“It’s kind of magical,” she gushed on the side of the Opry stage just after finishing her two-song set. “I don’t feel like I deserve this at all.” But Carrie absolutely deserved the thunderous applause that night, and that sense of magic has stayed with her throughout her career — one of the most impressive in country music history.
Since that night in June 2005, Carrie has placed more than a dozen singles at the top of the country charts, including “Jesus, Take the Wheel,” “Before He Cheats,” “Cowboy Casanova,” the appropriately titled “All-American Girl,” “Good Girl” and “See You Again.” She has sold more than 15 million albums worldwide. Her debut album, Some Hearts, is the best-selling album from any American Idol contestant. It spent 27 weeks at No. 1 on Billboard magazine’s Top Country Albums chart across a three-year period, and Billboard ranked it as the Top Country Album of the last decade.

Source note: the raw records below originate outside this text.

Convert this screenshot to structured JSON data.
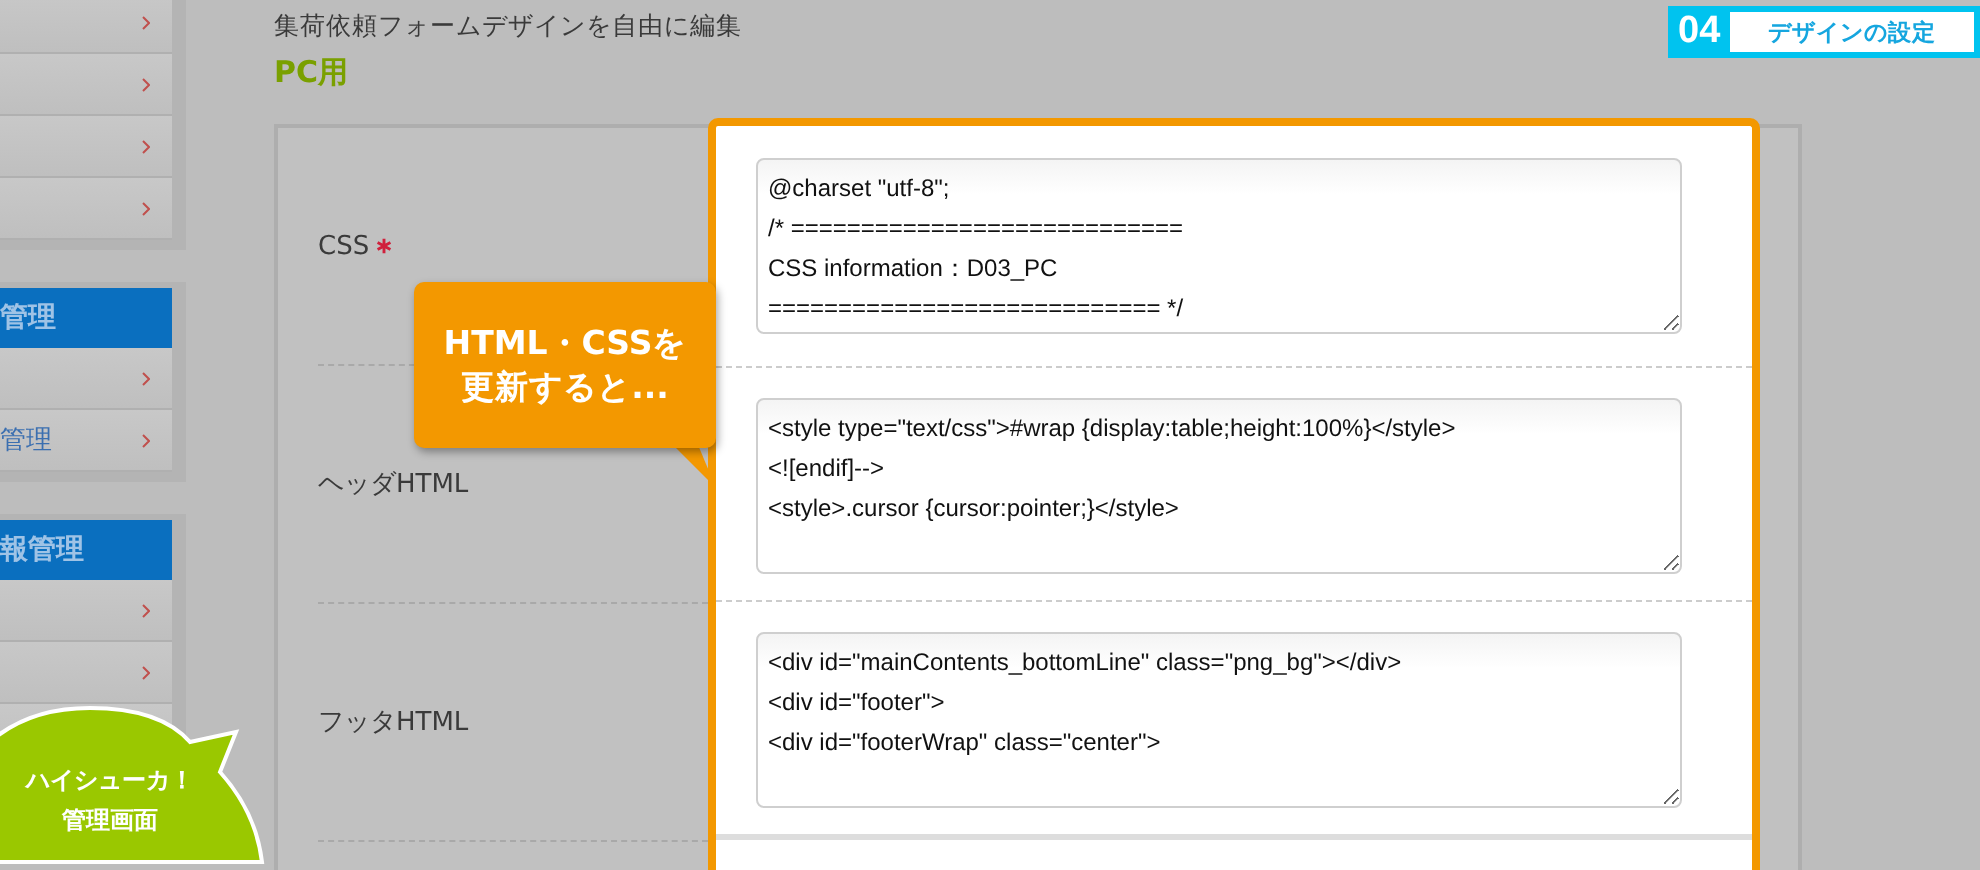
{
  "sidebar": {
    "groups": [
      {
        "items": [
          {
            "kind": "link"
          },
          {
            "kind": "link"
          },
          {
            "kind": "link"
          },
          {
            "kind": "link"
          }
        ]
      },
      {
        "heading": "管理",
        "items": [
          {
            "kind": "link"
          },
          {
            "kind": "link",
            "label": "管理"
          }
        ]
      },
      {
        "heading": "報管理",
        "items": [
          {
            "kind": "link"
          },
          {
            "kind": "link"
          },
          {
            "kind": "link"
          }
        ]
      }
    ]
  },
  "page": {
    "description": "集荷依頼フォームデザインを自由に編集",
    "section_title": "PC用"
  },
  "step_badge": {
    "number": "04",
    "label": "デザインの設定"
  },
  "form": {
    "rows": [
      {
        "label": "CSS",
        "required": true,
        "value": [
          "@charset \"utf-8\";",
          "/* ============================",
          "CSS information：D03_PC",
          "============================ */"
        ]
      },
      {
        "label": "ヘッダHTML",
        "required": false,
        "value": [
          "<style type=\"text/css\">#wrap {display:table;height:100%}</style>",
          "<![endif]-->",
          "<style>.cursor {cursor:pointer;}</style>"
        ]
      },
      {
        "label": "フッタHTML",
        "required": false,
        "value": [
          "<div id=\"mainContents_bottomLine\" class=\"png_bg\"></div>",
          "<div id=\"footer\">",
          "<div id=\"footerWrap\" class=\"center\">"
        ]
      }
    ]
  },
  "callout": {
    "lines": [
      "HTML・CSSを",
      "更新すると..."
    ]
  },
  "bubble": {
    "lines": [
      "ハイシューカ！",
      "管理画面"
    ]
  }
}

Carrie has become one of the most honored young singers in country music today, with a trophy tally that includes seven Grammys and multiple awards from the Academy of Country Music and the Country Music Association, which she has co-hosted with fellow Opry star Brad Paisley.
Growing up without cable television more than 500 miles away from the Opry in Checotah, Oklahoma, Carrie rarely saw or heard the Opry growing up, but its powerful legacy still captured her imagination.
“I don’t even know how, but I always knew what it was,” she says. “You don’t have to see it or hear it, you automatically just know what it is. That’s how legendary it is.”
Carrie’s Opry dream came true on March 15, 2008, when Randy Travis surprised her on the Opry stage with an invitation to join the cast of the show. “Let me think about it,” she said playfully, before responding with an emphatic “Yes!” as she wiped tears from her eyes.
The key moments in Carrie’s Opry career have usually taken place in the presence of legends. She was introduced to the Opry by Country Music Hall of Famer Bill Anderson; she was invited to join the Opry by Randy Travis; and she was inducted by Garth Brooks.
“The induction award they gave me says, ‘Hey, you’re a part of the family,'” Carrie says. “It means a lot to me because it’s the heart of country music, the church, the sacred place, the super-elite club that says you love this music.”